A few months ago I shared my own personal story about debt, and I thought you might like an update. In addition to retiring my credit card and using cash or a debit card to pay for everything now, we’re officially $600 away from being debt-free. At the beginning of the year that number was $2964.00. With freedom in sight, I’ve been thinking about the situations, events and temptations that have taken me down the slippery slope of credit card debt in the past. I don’t profess to have all the solutions, but here are four steps I’ve taken to avoid new credit card debt:
1. Create an Emergency Savings Account
Twenty-four hours before my fiftieth birthday, our main sewer line broke in a big and dramatic fashion. One day I was in my 40s and life was fine, and the next day I was middle-aged, our front yard was torn up, and a man in coveralls was presenting me with a grubby $7500 bill for a sewer line. Let me say that again: I did not celebrate the advent of my golden years with a $7500 first-class trip on the Orient Express, I purchased a sewer line.

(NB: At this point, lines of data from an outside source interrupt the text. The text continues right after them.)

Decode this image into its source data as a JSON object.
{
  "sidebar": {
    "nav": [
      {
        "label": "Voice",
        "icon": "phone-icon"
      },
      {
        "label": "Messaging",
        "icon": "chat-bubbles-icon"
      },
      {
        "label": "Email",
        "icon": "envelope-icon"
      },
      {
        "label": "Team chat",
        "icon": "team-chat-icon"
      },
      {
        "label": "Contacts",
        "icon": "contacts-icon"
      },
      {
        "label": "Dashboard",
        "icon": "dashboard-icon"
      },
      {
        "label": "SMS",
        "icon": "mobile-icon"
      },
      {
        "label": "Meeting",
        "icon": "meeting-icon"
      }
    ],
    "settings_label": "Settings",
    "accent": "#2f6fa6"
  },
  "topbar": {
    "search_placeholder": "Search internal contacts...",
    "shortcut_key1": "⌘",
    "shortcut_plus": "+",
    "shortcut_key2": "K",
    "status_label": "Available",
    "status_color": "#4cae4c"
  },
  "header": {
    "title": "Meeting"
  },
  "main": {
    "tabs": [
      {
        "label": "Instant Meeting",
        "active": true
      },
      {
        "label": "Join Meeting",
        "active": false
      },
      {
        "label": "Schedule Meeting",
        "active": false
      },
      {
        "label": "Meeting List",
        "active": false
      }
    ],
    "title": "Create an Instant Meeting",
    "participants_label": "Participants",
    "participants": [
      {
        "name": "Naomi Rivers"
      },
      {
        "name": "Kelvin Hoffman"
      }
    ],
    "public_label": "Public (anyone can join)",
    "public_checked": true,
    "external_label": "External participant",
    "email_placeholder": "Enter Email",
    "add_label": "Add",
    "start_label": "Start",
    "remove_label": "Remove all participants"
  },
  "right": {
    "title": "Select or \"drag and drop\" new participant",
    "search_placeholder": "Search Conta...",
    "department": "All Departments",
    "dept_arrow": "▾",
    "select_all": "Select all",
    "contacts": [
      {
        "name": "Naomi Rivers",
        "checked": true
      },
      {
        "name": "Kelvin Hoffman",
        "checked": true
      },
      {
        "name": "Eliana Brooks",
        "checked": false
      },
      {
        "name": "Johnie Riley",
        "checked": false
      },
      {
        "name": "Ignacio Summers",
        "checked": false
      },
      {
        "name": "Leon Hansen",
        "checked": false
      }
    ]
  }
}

Naturally I didn’t have $7500 set aside for such things, so I charged the sewer line on my Visa and spent the next three years paying it off.
My friends, learn from my experience and vow to live your life differently.
If you’re familiar with Dave Ramsey’s Financial Peace University, Baby Step #1 of his seven steps to financial freedom is to set up a $1000 emergency fund. Suze Orman recommends having three to six months of living expenses set aside. My suggestion? At the minimum, set aside the full amount of your family’s annual out-of-pocket liability on your health insurance policy. Oh, and you may wish to accumulate $7500 or so and tuck it away in an account in case you ever need a new sewer line. The “bottom” line? Having an emergency fund will help you avoid using a credit card for emergencies. By the way, have you had your sewer line scoped recently? Most physicians recommend doing this procedure annually.
2. Set Up a Freedom Account
If you’re like many of us, each year brings a few zinger bills — those large chunks of money due for items like taxes, car insurance premiums, accountants, HOA fees and the like. Those big expenses can derail a budget quickly. Wouldn’t it be nice to already have the money set aside? You can, Kemosabe.
Simply make a little spreadsheet, figure out the amounts and dates due, add the totals together and divide by 12. Create a separate savings account—which I like to call the Freedom Account because it has such a nice, hopeful ring to it—and contribute regularly. The more we can all regulate our expenses and smooth out those budgetary ups and downs, the easier it is to stick to goals and stay on track.
3. Open a Vacation Account
When my daughter studied abroad in Denmark, she invited me to come stay with her at the end of her term. The timing happened to coincide wonderfully with a friend’s offer to visit her beach apartment in Spain. The one teensy weensy minor detail to these wonderful invitations was a sorry lack of cash, so I charged the whole shebang on my already-beleaguered Visa card (even though I hadn’t yet paid off my sparkling new sewer line). It’s so easy to swipe that card, but as many of us know it can take years and years and years of scraping by to reduce the balance. Paying off credit card balances (and the accompanying interest) for things that happened years ago is not fun.
I am of the view that vacations are necessities, though, so we must plan accordingly. Now we have a dedicated savings account just for vacations, and you can, too. Like me, you may wish to set up your vacation account at a different bank from the one where you keep your primary account—perhaps one that’s clear across town—so you’re less tempted to dip into it. Credit unions are especially accommodating about setting up multiple accounts without fees for savers.
4. Keep Some Cash Around
Cash is a handy thing to have on hand, as I have discovered countless times.
It’s useful for paying a tow truck driver late at night (don’t ask), an unplanned babysitter, and the arborist who was working at the neighbor’s house and agreed to trim our leggy locust tree for $75 cash. Even small amounts can reduce stress, like keeping a few dollars worth of quarters and other change in the car’s glove compartment for unexpected parking meters or tolls. Some people tuck a $20 or $50 in a hidden place in their wallet for emergencies, an idea I admire endlessly even though I was not blessed with the gift of being able to keep cash in a wallet. At the other end of the spectrum, a friend of a friend recently discovered a hundred hundred-dollar bills (that’s right, a cool ten grand) that her dad had tucked away with his will to pay for his funeral expenses.
Of course, if you keep some cash around there is always the risk that something will happen to it. Feelin’ crafty? You could make a cool, secret book safe to stash small amounts of cash.
Fireproof safes and safety deposit boxes are probably better choices for significant amounts of cash, not that I’ve successfully accumulated a large pile myself. But it could happen, Kemosabe.
How about you? What situations, emergencies or temptations caused you unplanned debt in the past, and how do you avoid them now? Do you have multiple savings accounts? How do you handle those big, chunky annual bills? What do you think about keeping cash around? I’d love love love to hear your thoughts, stories and strategies.
My hope is that we can all enjoy the financial freedom and peace that comes from not carrying around a heavy burden of debt.